From the recording Dubliners Sung


Snow fell that Christmas at the annual dance
On the streets of Usher’s Island where a gaunt house did stand.
It fell on the carriages emptying of guests,
On the finest attired, on the shabbily dressed,
It fell unrelenting in whistles and whirls
As they climbed up the stairs to a chandeliered world.

Snow fell that Christmas as the Dubliners waltzed,
Reminiscing of opera and of theatre lost,
It fell as they feasted on goose and on ham,
On puddings and sweetcakes, on fruit, and on jam.
It fell as they toasted with sherry and song,
The three haggard spinsters of an age all but gone.
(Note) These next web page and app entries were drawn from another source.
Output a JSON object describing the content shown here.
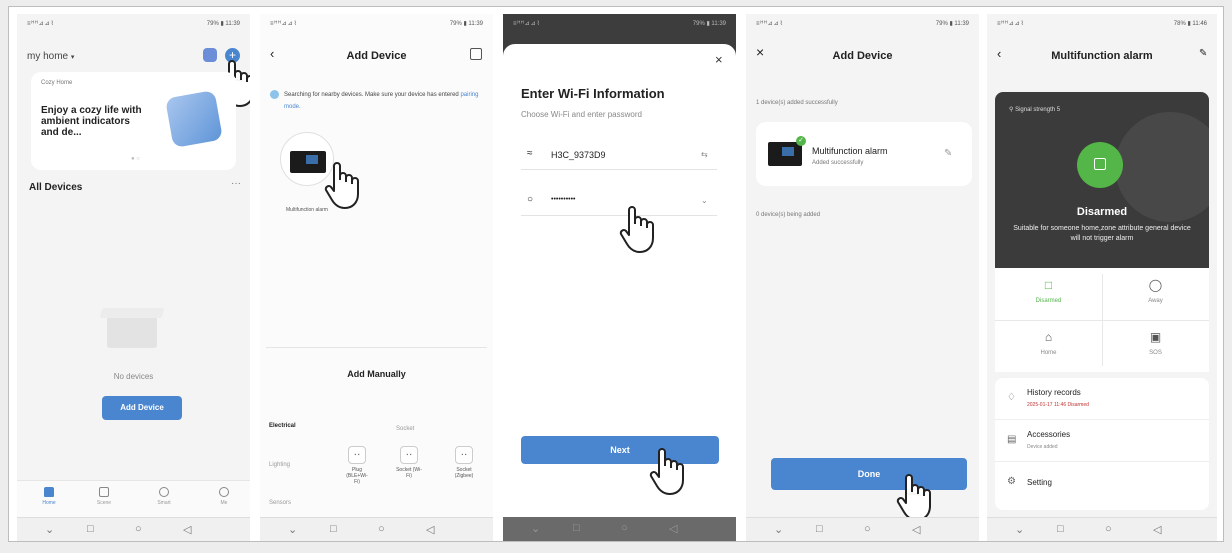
{
  "status": {
    "left": "≡ᴴᴴ⊿⊿⌇",
    "right_1": "79% ▮ 11:39",
    "right_5": "78% ▮ 11:46"
  },
  "screen1": {
    "home_name": "my home",
    "card_caption": "Cozy Home",
    "card_text": "Enjoy a cozy life with ambient indicators and de...",
    "all_devices": "All Devices",
    "more": "···",
    "no_devices": "No devices",
    "add_button": "Add Device",
    "tabs": [
      {
        "label": "Home"
      },
      {
        "label": "Scene"
      },
      {
        "label": "Smart"
      },
      {
        "label": "Me"
      }
    ]
  },
  "screen2": {
    "title": "Add Device",
    "search_text": "Searching for nearby devices. Make sure your device has entered",
    "pairing_link": "pairing mode.",
    "device_label": "Multifunction alarm",
    "manual_title": "Add Manually",
    "cat_electrical": "Electrical",
    "cat_lighting": "Lighting",
    "cat_sensors": "Sensors",
    "socket_header": "Socket",
    "items": [
      {
        "name": "Plug (BLE+Wi-Fi)"
      },
      {
        "name": "Socket (Wi-Fi)"
      },
      {
        "name": "Socket (Zigbee)"
      }
    ]
  },
  "screen3": {
    "title": "Enter Wi-Fi Information",
    "subtitle": "Choose Wi-Fi and enter password",
    "ssid": "H3C_9373D9",
    "password": "••••••••••",
    "next": "Next"
  },
  "screen4": {
    "title": "Add Device",
    "added_count": "1 device(s) added successfully",
    "device_name": "Multifunction alarm",
    "device_status": "Added successfully",
    "being_added": "0 device(s) being added",
    "done": "Done"
  },
  "screen5": {
    "title": "Multifunction alarm",
    "signal": "Signal strength 5",
    "state": "Disarmed",
    "state_desc": "Suitable for someone home,zone attribute general device will not trigger alarm",
    "modes": [
      {
        "label": "Disarmed"
      },
      {
        "label": "Away"
      },
      {
        "label": "Home"
      },
      {
        "label": "SOS"
      }
    ],
    "history_title": "History records",
    "history_sub": "2025-01-17 11:46 Disarmed",
    "acc_title": "Accessories",
    "acc_sub": "Device added",
    "setting": "Setting"
  },
  "colors": {
    "accent": "#4a86cf",
    "green": "#54b548",
    "red": "#c03030",
    "dark": "#3b3b3b"
  }
}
Snow fell that Christmas during Gabriel's speech
On memories, tradition, and hospitality.                          
It fell on the lodge where his wife later cried
For a childhood sweetheart who for her sake had died.
It fell as he wished he could turn back the page,
To die in young glory than to wither with age.
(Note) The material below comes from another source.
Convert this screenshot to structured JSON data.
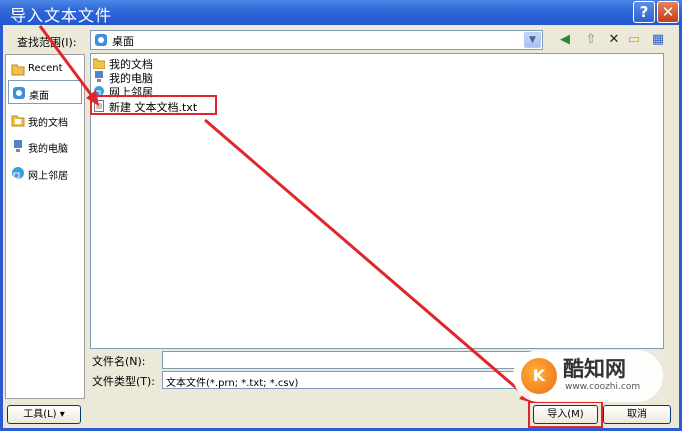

Snow fell that Christmas all over Ireland,
On the dark central plain, on the bog of Allen,
On the mutinous Shannon, on the churchyards forlorn,
On the statues of martyrs, on the crosses, and the thorns,
It fell, gently falling as the night onward sped,  
It fell faintly falling on the living and the dead.